The version of The Caves of Androzani screened in New Zealand was one that had been heavily edited by the Australian censor to remove sequences deemed too violent, with around two and a half minutes removed from Part Four alone.

Viewer ratings for the Davison era stories screened in 1989 show that Frontios Part Two was the highest rated episode on 9%, with the first episodes of Terminus, Resurrection of the Daleks and Planet of Fire all rating 8.5%. The Awakening and Frontios were equally the highest-rated stories, each with a 7.3% average.

The Colin Baker era proper began with The Twin Dilemma on 10 August 1988, following on from the end of the Davison era stories. At this point, Doctor Who screened twice a week on Thursdays and Fridays at around 5.15 PM. The Season 22 stories were screened in the 25 minute episode format, and the season was also screened in production order, so The Two Doctors preceded The Mark of the Rani. The series suffered some disruption when it was moved in the schedules at short notice as TV2 realigned its programming to combat the launch of the rival television channel, TV3. Timelash Parts Three and Four, which were advertised as screening on Thursday 2 November and Friday 3 November, were moved to Saturday afternoons at 5 PM, with Part Three playing nearly a week earlier than scheduled on 28 October, and Part Four on 4 November 1989.

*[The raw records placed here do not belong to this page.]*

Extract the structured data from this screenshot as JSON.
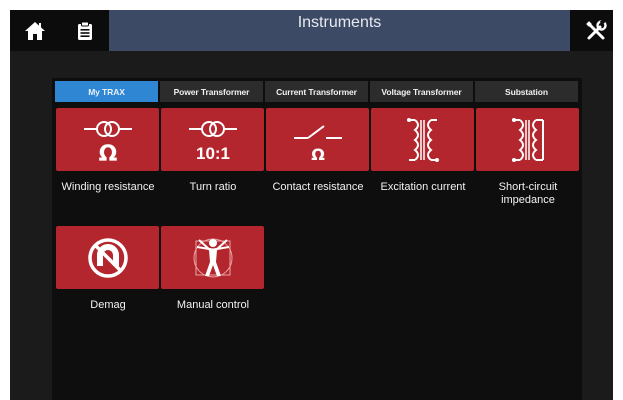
{
  "header": {
    "title": "Instruments",
    "icons": [
      "home-icon",
      "clipboard-icon",
      "tools-icon"
    ]
  },
  "tabs": [
    {
      "label": "My TRAX",
      "active": true
    },
    {
      "label": "Power Transformer",
      "active": false
    },
    {
      "label": "Current Transformer",
      "active": false
    },
    {
      "label": "Voltage Transformer",
      "active": false
    },
    {
      "label": "Substation",
      "active": false
    }
  ],
  "tiles": [
    {
      "label": "Winding resistance",
      "icon": "winding-resistance-icon",
      "glyph": "Ω"
    },
    {
      "label": "Turn ratio",
      "icon": "turn-ratio-icon",
      "glyph": "10:1"
    },
    {
      "label": "Contact resistance",
      "icon": "contact-resistance-icon",
      "glyph": "Ω"
    },
    {
      "label": "Excitation current",
      "icon": "excitation-current-icon"
    },
    {
      "label": "Short-circuit impedance",
      "icon": "short-circuit-impedance-icon"
    },
    {
      "label": "Demag",
      "icon": "demag-icon"
    },
    {
      "label": "Manual control",
      "icon": "manual-control-icon"
    }
  ],
  "colors": {
    "tile": "#b4262d",
    "active_tab": "#2f86d2",
    "title_bar": "#3d4a66",
    "background": "#1b1b1b"
  }
}
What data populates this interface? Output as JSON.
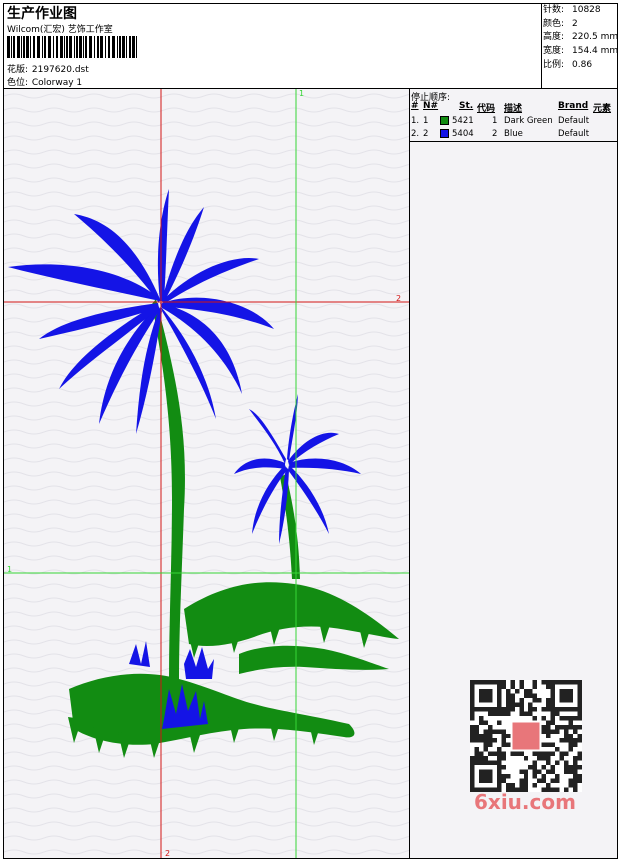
{
  "header": {
    "title": "生产作业图",
    "company": "Wilcom(汇宏) 艺饰工作室",
    "design_label": "花版:",
    "design_value": "2197620.dst",
    "colorway_label": "色位:",
    "colorway_value": "Colorway 1"
  },
  "stats": [
    {
      "label": "针数:",
      "value": "10828"
    },
    {
      "label": "颜色:",
      "value": "2"
    },
    {
      "label": "高度:",
      "value": "220.5 mm"
    },
    {
      "label": "宽度:",
      "value": "154.4 mm"
    },
    {
      "label": "比例:",
      "value": "0.86"
    }
  ],
  "stop_sequence": {
    "title": "停止顺序:",
    "headers": {
      "num": "#",
      "no": "N#",
      "st": "St.",
      "code": "代码",
      "desc": "描述",
      "brand": "Brand",
      "element": "元素"
    },
    "rows": [
      {
        "num": "1.",
        "no": "1",
        "color": "#128c12",
        "st": "5421",
        "code": "1",
        "desc": "Dark Green",
        "brand": "Default"
      },
      {
        "num": "2.",
        "no": "2",
        "color": "#1414e6",
        "st": "5404",
        "code": "2",
        "desc": "Blue",
        "brand": "Default"
      }
    ]
  },
  "axes": {
    "top_green": "1",
    "right_red": "2",
    "left_green": "1",
    "bottom_red": "2"
  },
  "colors": {
    "green": "#128c12",
    "blue": "#1414e6",
    "red_guide": "#d21414",
    "green_guide": "#36d636"
  },
  "watermark": {
    "logo": "6xiu.com"
  }
}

Viewer ratings for this period show that of the Colin Baker episodes, The Twin Dilemma Part One was the most watched, with 9.5% which higher than any of the Davison episodes screened in 1988-89. Part Four of the same story was the second highest at 9%, followed by The Two Doctors Part Four on 8%. The average audience ratings for the first six stories of the Colin Baker era are: The Twin Dilemma 8%; Attack of the Cybermen 6.3%; Vengeance on Varos 6.5%; The Two Doctors 6.8%; The Mark of the Rani 4.5% and Timelash 3.4%.

December 1989

Tuesday 26 December 1989 saw the New Zealand television debut of the second Dalek movie, Daleks' Invasion Earth 2150 AD (1966). The Boxing Day holiday movie screened at 10.05 AM on TV2.

1964-1970 | 1970-1981 | 1981-1989 | 1989-1999 | 2000-2002